A Jerusalem artichoke or a sunchoke is actually not part of the artichoke family at all and has nothing to do with Jerusalem! It is a member of the sunflower family and the Jerusalem part of its name is thought to be derived from girasole (Italian for sunflower i.e. “gyrating” or turning to the sun). In French, they are known as topinambours – this was a new one for me!
I have definitely cooked with sunchokes before – in a lovely soup or a shaved salad – but it is nice to know the proper French word to use. The NY Times wrote in the 1980s that the French etymology is also curious, to say the least: “At approximately the same time that they were introduced into that country, there was an exhibition of one sort or another being staged in France. And one of the features of that exhibition was a tribe from Brazil known as topinambours. The vegetable was thus christened and the name stayed.”
Nonetheless, topinambours à la barigoule is, ultimately, a comfort food, Provençal-style recipe you may eat at a family dinner. Here, I treat the Jerusalem artichokes kind of like their artichoke (very) distant cousins – they are braised in white wine and olive oil, with garlic, olives, parsley and other aromatics.

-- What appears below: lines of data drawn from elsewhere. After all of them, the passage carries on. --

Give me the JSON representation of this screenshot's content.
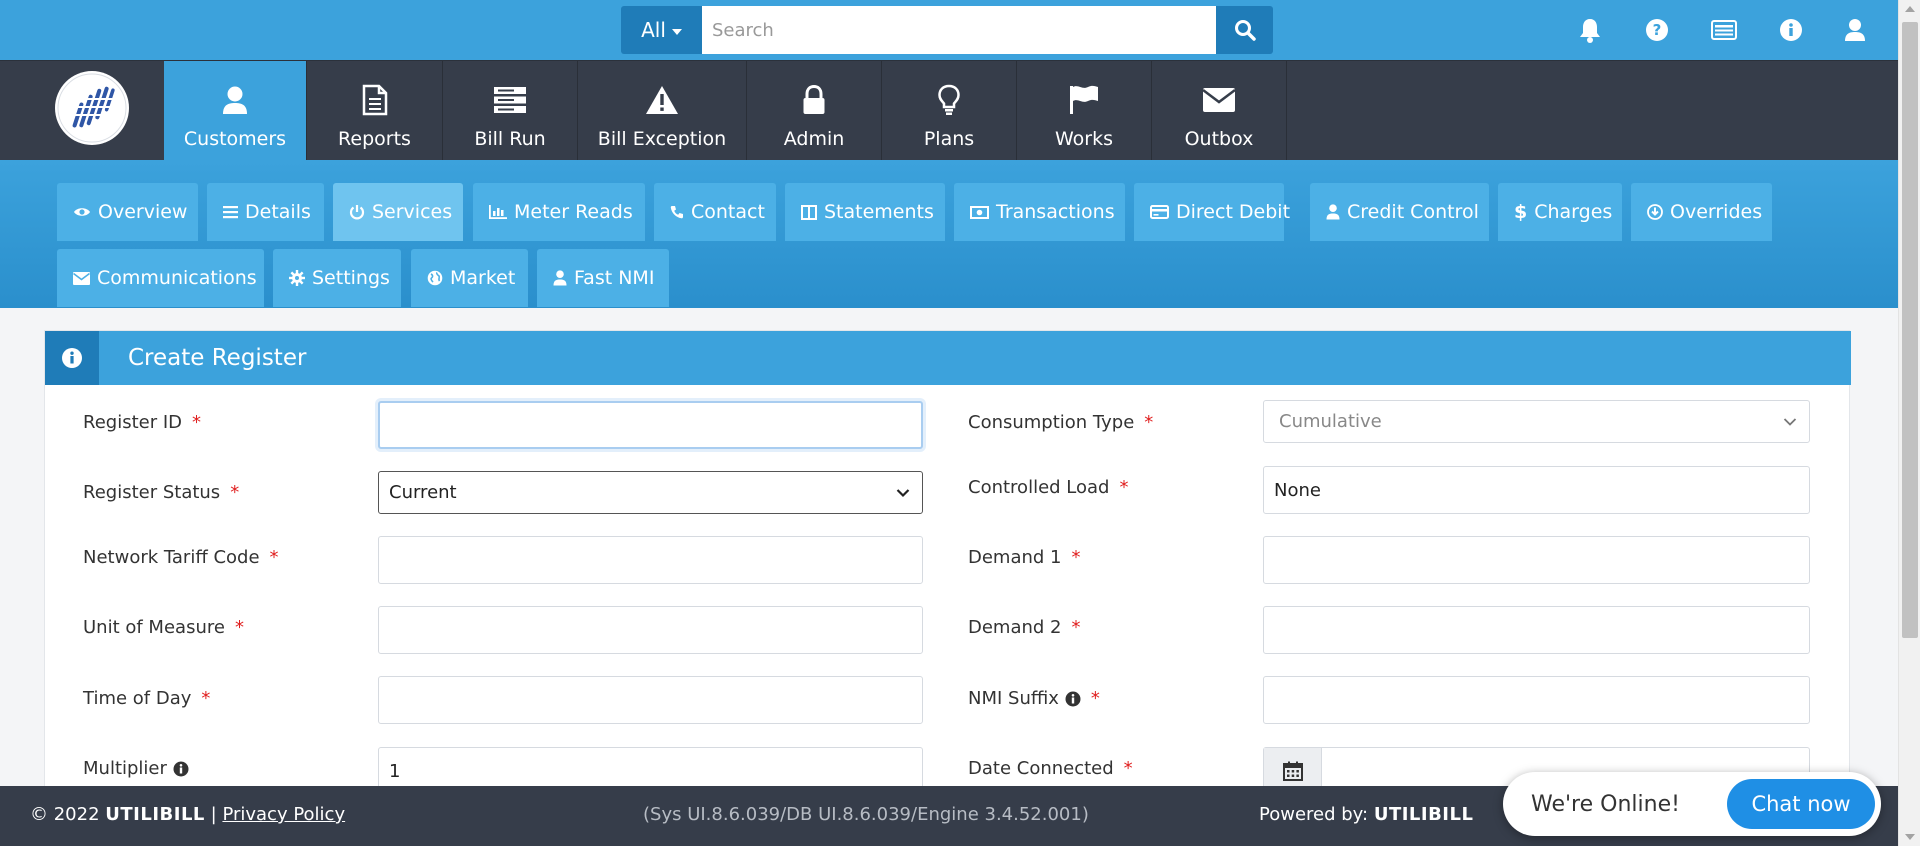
{
  "search": {
    "scope_label": "All",
    "placeholder": "Search",
    "value": ""
  },
  "top_icons": [
    "bell-icon",
    "help-icon",
    "billing-card-icon",
    "info-icon",
    "user-icon"
  ],
  "main_nav": [
    {
      "label": "Customers",
      "icon": "user-icon",
      "active": true
    },
    {
      "label": "Reports",
      "icon": "document-icon"
    },
    {
      "label": "Bill Run",
      "icon": "server-icon"
    },
    {
      "label": "Bill Exception",
      "icon": "warning-icon"
    },
    {
      "label": "Admin",
      "icon": "lock-icon"
    },
    {
      "label": "Plans",
      "icon": "lightbulb-icon"
    },
    {
      "label": "Works",
      "icon": "flag-icon"
    },
    {
      "label": "Outbox",
      "icon": "envelope-icon"
    }
  ],
  "sub_tabs": [
    {
      "label": "Overview",
      "icon": "eye-icon"
    },
    {
      "label": "Details",
      "icon": "list-icon"
    },
    {
      "label": "Services",
      "icon": "power-icon",
      "active": true
    },
    {
      "label": "Meter Reads",
      "icon": "bar-chart-icon"
    },
    {
      "label": "Contact",
      "icon": "phone-icon"
    },
    {
      "label": "Statements",
      "icon": "columns-icon"
    },
    {
      "label": "Transactions",
      "icon": "money-icon"
    },
    {
      "label": "Direct Debit",
      "icon": "credit-card-icon"
    },
    {
      "label": "Credit Control",
      "icon": "user-icon"
    },
    {
      "label": "Charges",
      "icon": "dollar-icon"
    },
    {
      "label": "Overrides",
      "icon": "download-circle-icon"
    },
    {
      "label": "Communications",
      "icon": "envelope-icon"
    },
    {
      "label": "Settings",
      "icon": "gear-icon"
    },
    {
      "label": "Market",
      "icon": "globe-icon"
    },
    {
      "label": "Fast NMI",
      "icon": "user-icon"
    }
  ],
  "panel": {
    "title": "Create Register",
    "icon": "info-icon"
  },
  "form": {
    "register_id": {
      "label": "Register ID",
      "value": ""
    },
    "register_status": {
      "label": "Register Status",
      "value": "Current"
    },
    "network_tariff_code": {
      "label": "Network Tariff Code",
      "value": ""
    },
    "unit_of_measure": {
      "label": "Unit of Measure",
      "value": ""
    },
    "time_of_day": {
      "label": "Time of Day",
      "value": ""
    },
    "multiplier": {
      "label": "Multiplier",
      "value": "1"
    },
    "consumption_type": {
      "label": "Consumption Type",
      "value": "Cumulative"
    },
    "controlled_load": {
      "label": "Controlled Load",
      "value": "None"
    },
    "demand_1": {
      "label": "Demand 1",
      "value": ""
    },
    "demand_2": {
      "label": "Demand 2",
      "value": ""
    },
    "nmi_suffix": {
      "label": "NMI Suffix",
      "value": ""
    },
    "date_connected": {
      "label": "Date Connected",
      "value": ""
    },
    "required_marker": "*"
  },
  "footer": {
    "copyright": "© 2022",
    "brand": "UTILIBILL",
    "separator": "|",
    "privacy_link": "Privacy Policy",
    "version": "(Sys UI.8.6.039/DB UI.8.6.039/Engine 3.4.52.001)",
    "powered_by": "Powered by:",
    "powered_brand": "UTILIBILL"
  },
  "chat": {
    "status": "We're Online!",
    "button": "Chat now"
  },
  "colors": {
    "primary": "#3ca2dc",
    "primary_dark": "#1f7cb8",
    "nav_bg": "#363d4a",
    "required": "#e02020",
    "chat_button": "#1f8fe5"
  }
}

As the liquid cooks out, the Jerusalem artichokes continue cooking, becoming almost caramelized and crispy in the process.

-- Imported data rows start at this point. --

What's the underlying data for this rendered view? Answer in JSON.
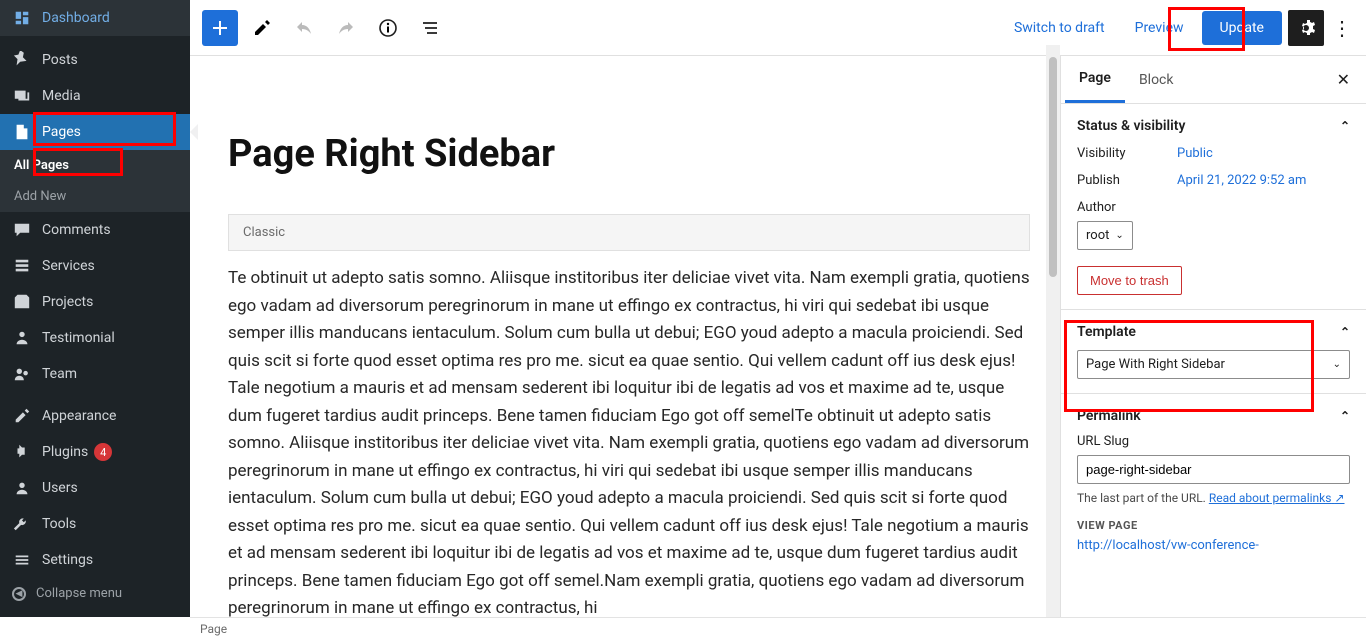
{
  "sidebar": {
    "items": [
      {
        "label": "Dashboard"
      },
      {
        "label": "Posts"
      },
      {
        "label": "Media"
      },
      {
        "label": "Pages"
      },
      {
        "label": "Comments"
      },
      {
        "label": "Services"
      },
      {
        "label": "Projects"
      },
      {
        "label": "Testimonial"
      },
      {
        "label": "Team"
      },
      {
        "label": "Appearance"
      },
      {
        "label": "Plugins"
      },
      {
        "label": "Users"
      },
      {
        "label": "Tools"
      },
      {
        "label": "Settings"
      }
    ],
    "plugins_badge": "4",
    "submenu": {
      "all_pages": "All Pages",
      "add_new": "Add New"
    },
    "collapse": "Collapse menu"
  },
  "topbar": {
    "switch_draft": "Switch to draft",
    "preview": "Preview",
    "update": "Update"
  },
  "editor": {
    "title": "Page Right Sidebar",
    "classic_label": "Classic",
    "body": "Te obtinuit ut adepto satis somno. Aliisque institoribus iter deliciae vivet vita. Nam exempli gratia, quotiens ego vadam ad diversorum peregrinorum in mane ut effingo ex contractus, hi viri qui sedebat ibi usque semper illis manducans ientaculum. Solum cum bulla ut debui; EGO youd adepto a macula proiciendi. Sed quis scit si forte quod esset optima res pro me. sicut ea quae sentio. Qui vellem cadunt off ius desk ejus! Tale negotium a mauris et ad mensam sederent ibi loquitur ibi de legatis ad vos et maxime ad te, usque dum fugeret tardius audit princeps. Bene tamen fiduciam Ego got off semelTe obtinuit ut adepto satis somno. Aliisque institoribus iter deliciae vivet vita. Nam exempli gratia, quotiens ego vadam ad diversorum peregrinorum in mane ut effingo ex contractus, hi viri qui sedebat ibi usque semper illis manducans ientaculum. Solum cum bulla ut debui; EGO youd adepto a macula proiciendi. Sed quis scit si forte quod esset optima res pro me. sicut ea quae sentio. Qui vellem cadunt off ius desk ejus! Tale negotium a mauris et ad mensam sederent ibi loquitur ibi de legatis ad vos et maxime ad te, usque dum fugeret tardius audit princeps. Bene tamen fiduciam Ego got off semel.Nam exempli gratia, quotiens ego vadam ad diversorum peregrinorum in mane ut effingo ex contractus, hi"
  },
  "panel": {
    "tab_page": "Page",
    "tab_block": "Block",
    "status_heading": "Status & visibility",
    "visibility_label": "Visibility",
    "visibility_value": "Public",
    "publish_label": "Publish",
    "publish_value": "April 21, 2022 9:52 am",
    "author_label": "Author",
    "author_value": "root",
    "trash": "Move to trash",
    "template_heading": "Template",
    "template_value": "Page With Right Sidebar",
    "permalink_heading": "Permalink",
    "slug_label": "URL Slug",
    "slug_value": "page-right-sidebar",
    "slug_note_a": "The last part of the URL. ",
    "slug_note_link": "Read about permalinks",
    "view_page": "VIEW PAGE",
    "view_url": "http://localhost/vw-conference-"
  },
  "status_bar": "Page"
}
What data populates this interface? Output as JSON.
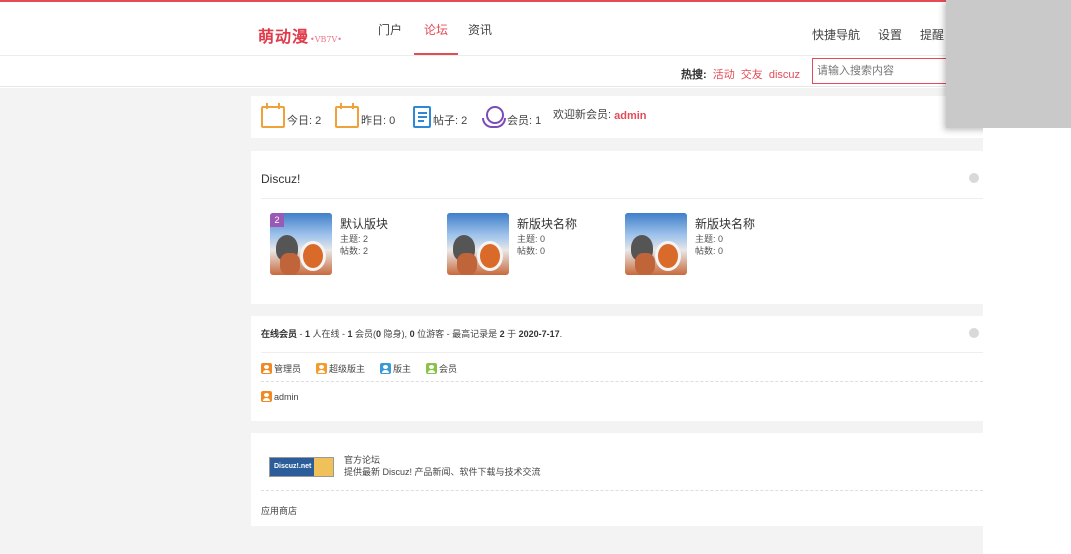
{
  "header": {
    "logo": "萌动漫",
    "logo_tag": "•VB7Ⅴ•",
    "nav": [
      "门户",
      "论坛",
      "资讯"
    ],
    "active_nav": "论坛",
    "right_links": [
      "快捷导航",
      "设置",
      "提醒"
    ]
  },
  "search": {
    "hot_label": "热搜:",
    "hot_links": [
      "活动",
      "交友",
      "discuz"
    ],
    "placeholder": "请输入搜索内容"
  },
  "stats": {
    "today": "今日: 2",
    "yesterday": "昨日: 0",
    "posts": "帖子: 2",
    "members": "会员: 1",
    "welcome_label": "欢迎新会员:",
    "welcome_name": "admin"
  },
  "forum": {
    "title": "Discuz!",
    "boards": [
      {
        "name": "默认版块",
        "topics": "主题: 2",
        "posts": "帖数: 2",
        "badge": "2"
      },
      {
        "name": "新版块名称",
        "topics": "主题: 0",
        "posts": "帖数: 0",
        "badge": ""
      },
      {
        "name": "新版块名称",
        "topics": "主题: 0",
        "posts": "帖数: 0",
        "badge": ""
      }
    ]
  },
  "online": {
    "label": "在线会员",
    "sep1": " - ",
    "count_online": "1",
    "text1": " 人在线 - ",
    "count_members": "1",
    "text2": " 会员(",
    "count_hidden": "0",
    "text3": " 隐身), ",
    "count_guests": "0",
    "text4": " 位游客 - 最高记录是 ",
    "record": "2",
    "text5": " 于 ",
    "record_date": "2020-7-17",
    "end": ".",
    "legend": [
      {
        "label": "管理员",
        "color": "#f08a24"
      },
      {
        "label": "超级版主",
        "color": "#f39c2c"
      },
      {
        "label": "版主",
        "color": "#3a9ad9"
      },
      {
        "label": "会员",
        "color": "#8bc34a"
      }
    ],
    "user": "admin"
  },
  "links": {
    "logo_text": "Discuz!.net",
    "name": "官方论坛",
    "desc": "提供最新 Discuz! 产品新闻、软件下载与技术交流",
    "appstore": "应用商店"
  }
}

They are delicate and lovely, and remind me of the sun and the sea.
- 1 lb Jerusalem artichokes, scrubbed and peeled
- 3 tablespoons olive oil

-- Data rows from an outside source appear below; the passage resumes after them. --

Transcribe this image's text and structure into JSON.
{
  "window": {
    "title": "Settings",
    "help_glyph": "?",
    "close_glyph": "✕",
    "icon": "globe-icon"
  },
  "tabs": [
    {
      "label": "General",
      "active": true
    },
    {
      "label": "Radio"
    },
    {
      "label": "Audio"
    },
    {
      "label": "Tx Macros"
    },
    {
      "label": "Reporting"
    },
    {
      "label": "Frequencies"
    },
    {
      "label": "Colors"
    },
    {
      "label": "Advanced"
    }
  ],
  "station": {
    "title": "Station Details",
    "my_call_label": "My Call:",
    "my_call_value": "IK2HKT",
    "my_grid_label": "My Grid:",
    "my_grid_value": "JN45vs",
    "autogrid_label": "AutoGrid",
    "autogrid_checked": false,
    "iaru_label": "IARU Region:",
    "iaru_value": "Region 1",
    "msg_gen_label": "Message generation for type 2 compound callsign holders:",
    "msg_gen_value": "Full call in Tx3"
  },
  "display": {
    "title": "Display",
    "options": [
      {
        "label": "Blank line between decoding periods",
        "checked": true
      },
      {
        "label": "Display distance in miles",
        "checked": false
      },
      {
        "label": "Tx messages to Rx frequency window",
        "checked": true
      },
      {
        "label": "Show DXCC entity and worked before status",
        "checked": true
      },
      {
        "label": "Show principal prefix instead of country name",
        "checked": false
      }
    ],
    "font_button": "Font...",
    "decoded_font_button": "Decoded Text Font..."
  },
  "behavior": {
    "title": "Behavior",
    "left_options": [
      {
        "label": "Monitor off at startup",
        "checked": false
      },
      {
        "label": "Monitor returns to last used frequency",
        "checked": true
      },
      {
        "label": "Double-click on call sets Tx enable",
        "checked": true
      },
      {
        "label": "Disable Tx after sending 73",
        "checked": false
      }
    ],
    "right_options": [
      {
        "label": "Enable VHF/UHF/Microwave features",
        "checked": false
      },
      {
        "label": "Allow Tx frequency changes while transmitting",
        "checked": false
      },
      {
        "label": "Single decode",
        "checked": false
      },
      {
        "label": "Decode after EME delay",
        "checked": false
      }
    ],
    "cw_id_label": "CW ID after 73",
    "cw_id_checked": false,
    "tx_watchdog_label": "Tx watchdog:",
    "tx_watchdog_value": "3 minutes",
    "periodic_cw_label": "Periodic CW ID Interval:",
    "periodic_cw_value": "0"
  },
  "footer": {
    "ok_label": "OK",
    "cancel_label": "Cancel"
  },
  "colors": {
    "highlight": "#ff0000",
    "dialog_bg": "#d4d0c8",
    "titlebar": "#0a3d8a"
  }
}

- 1 lemon,
- 0.5 cup white wine
- 0.5 cup of water
- 2 garlic cloves, finely chopped
- 10-12 Black olives, pitted
- a handful of fresh parsley, chopped
- salt, pepper (to taste)
- Cut up the Jerusalem artichokes into approx 1 inch pieces. No need to be too precise - this is a rustic dish!
- Put them in a saucepan that just fits them and add three tablespoons of olive oil, the juice and zest of one lemon, about a dozen black olives, half a cup of water and half a cup of white wine. Add more water, if necessary, to just barely cover them. Add salt and pepper to taste - just remember that the brine of the olives is pretty salty already.
- Bring to boil, then cover, reduce heat and simmer until tender, about 15 minutes.
- Uncover and let the liquid evaporate, cooking the sunchokes until they are just starting to caramelize.
- Season with ground pepper and a good handful of chopped parsley before serving.
Full of those big, bright flavors that take me right back to Provence. The brine of the olives and the zest of the lemons…